Among Green Island’s many sights, however, none live as long in the memory as a visit to the island’s notorious prison. An annex is still used to hold especially dangerous criminals, but the main buildings have been converted into an eye-opening and rather impressive museum dedicated to one of the darkest periods in the island’s recent history, the ‘White Terror.’

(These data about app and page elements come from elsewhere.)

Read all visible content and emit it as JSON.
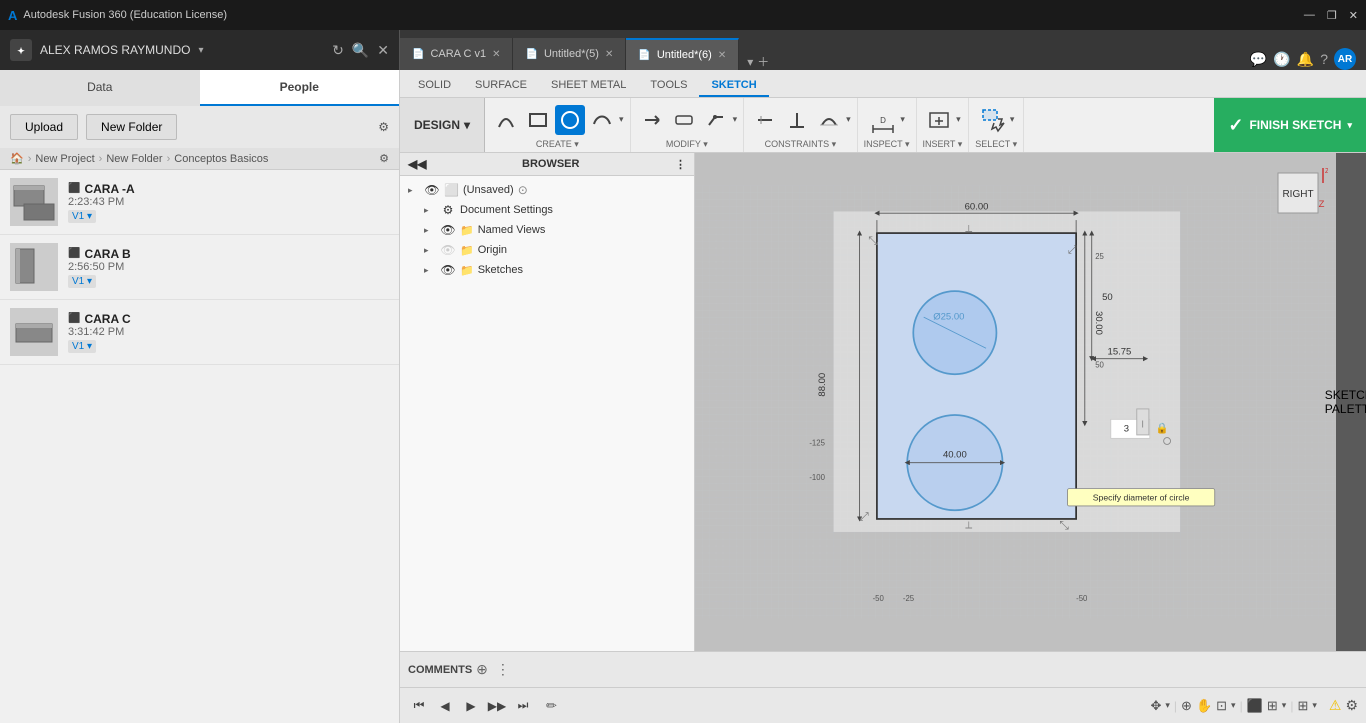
{
  "titlebar": {
    "title": "Autodesk Fusion 360 (Education License)",
    "icon": "A",
    "min": "—",
    "max": "❐",
    "close": "✕"
  },
  "account": {
    "name": "ALEX RAMOS RAYMUNDO",
    "initials": "AR"
  },
  "tabs": [
    {
      "id": "cara-c-v1",
      "label": "CARA C v1",
      "active": false,
      "unsaved": false
    },
    {
      "id": "untitled-5",
      "label": "Untitled*(5)",
      "active": false,
      "unsaved": true
    },
    {
      "id": "untitled-6",
      "label": "Untitled*(6)",
      "active": true,
      "unsaved": true
    }
  ],
  "toolbar": {
    "design_label": "DESIGN",
    "sections": [
      {
        "label": "CREATE",
        "items": [
          "arc",
          "rect",
          "circle",
          "spline"
        ]
      },
      {
        "label": "MODIFY",
        "items": [
          "trim",
          "break",
          "fillet"
        ]
      },
      {
        "label": "CONSTRAINTS",
        "items": [
          "horizontal",
          "perpendicular",
          "tangent"
        ]
      },
      {
        "label": "INSPECT",
        "items": [
          "dimension"
        ]
      },
      {
        "label": "INSERT",
        "items": [
          "insert"
        ]
      },
      {
        "label": "SELECT",
        "items": [
          "select"
        ]
      }
    ],
    "finish_sketch": "FINISH SKETCH"
  },
  "tab_strip": {
    "tabs": [
      {
        "label": "SOLID",
        "active": false
      },
      {
        "label": "SURFACE",
        "active": false
      },
      {
        "label": "SHEET METAL",
        "active": false
      },
      {
        "label": "TOOLS",
        "active": false
      },
      {
        "label": "SKETCH",
        "active": true
      }
    ]
  },
  "panel": {
    "tabs": [
      "Data",
      "People"
    ],
    "active_tab": "People",
    "upload_label": "Upload",
    "new_folder_label": "New Folder",
    "breadcrumb": [
      "🏠",
      "New Project",
      "New Folder",
      "Conceptos Basicos"
    ],
    "files": [
      {
        "name": "CARA -A",
        "time": "2:23:43 PM",
        "version": "V1",
        "thumb": "box"
      },
      {
        "name": "CARA B",
        "time": "2:56:50 PM",
        "version": "V1",
        "thumb": "box"
      },
      {
        "name": "CARA C",
        "time": "3:31:42 PM",
        "version": "V1",
        "thumb": "flat"
      }
    ]
  },
  "browser": {
    "title": "BROWSER",
    "items": [
      {
        "label": "(Unsaved)",
        "type": "root",
        "indent": 0
      },
      {
        "label": "Document Settings",
        "type": "settings",
        "indent": 1
      },
      {
        "label": "Named Views",
        "type": "views",
        "indent": 1
      },
      {
        "label": "Origin",
        "type": "origin",
        "indent": 1
      },
      {
        "label": "Sketches",
        "type": "sketches",
        "indent": 1
      }
    ]
  },
  "sketch_palette": "SKETCH PALETTE",
  "canvas": {
    "dimensions": {
      "width": "60.00",
      "height_left": "88.00",
      "dim_30": "30.00",
      "dim_50": "50",
      "dim_25": "25",
      "dim_125": "-125",
      "dim_100": "-100",
      "dim_50b": "-50",
      "circle1_label": "Ø25.00",
      "circle2_label": "40.00",
      "value_input": "3",
      "dim_1575": "15.75"
    },
    "tooltip": "Specify diameter of circle"
  },
  "comments": {
    "label": "COMMENTS"
  },
  "bottom_controls": {
    "buttons": [
      "⏮",
      "◀",
      "▶",
      "▶▶",
      "⏭"
    ]
  },
  "status": {
    "warning_color": "#f0c000"
  }
}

Much political leverage has been extracted out of the Kuomintang’s policy, during the period of martial law (1949-1987) of imprisoning dissidents here (alongside common criminals), but the museum makes a particularly profound impression, simply because it lets the facts speak for themselves, without drama or any political agenda. Estimates as to the number of political prisoners detained here during the thirty-plus years it was in use vary hugely, but taking a look around it’s clear that inmates (some of whom were held here for such seemingly minor offences as ‘insulting’ President Kai-shek) must have had a very hard time of it, living in awful conditions, serving sentences of up to thirty or more years. Much of the prison is now open to visitors: the solitary confinement block, the main cell block (a hexagonal building from which corridors radiate out like spokes on a wheel, each lined with prison cells), the visiting room, where convicts could talk to family members via phones (although this privilege was apparently granted only to the common criminals held in the prison) , and a small theater screening thirty-minute films giving a vivid introduction to the history of Taiwan’s political dissidents. Most moving of all, however, is a room displaying a couple of documents, in immaculately hand-written characters, laying out the ‘charges’ facing certain dissidents sentenced to internment on the island. On the walls of the same room are hung portraits of thirty or forty of them, photographed a couple of years ago when they returned to the island; a mixture of sad, angry, thoughtful, and occasionally smiling faces, these photos, more than anything else, really bring home the horror and magnitude of the political repression that reigned during those decades in Taiwan.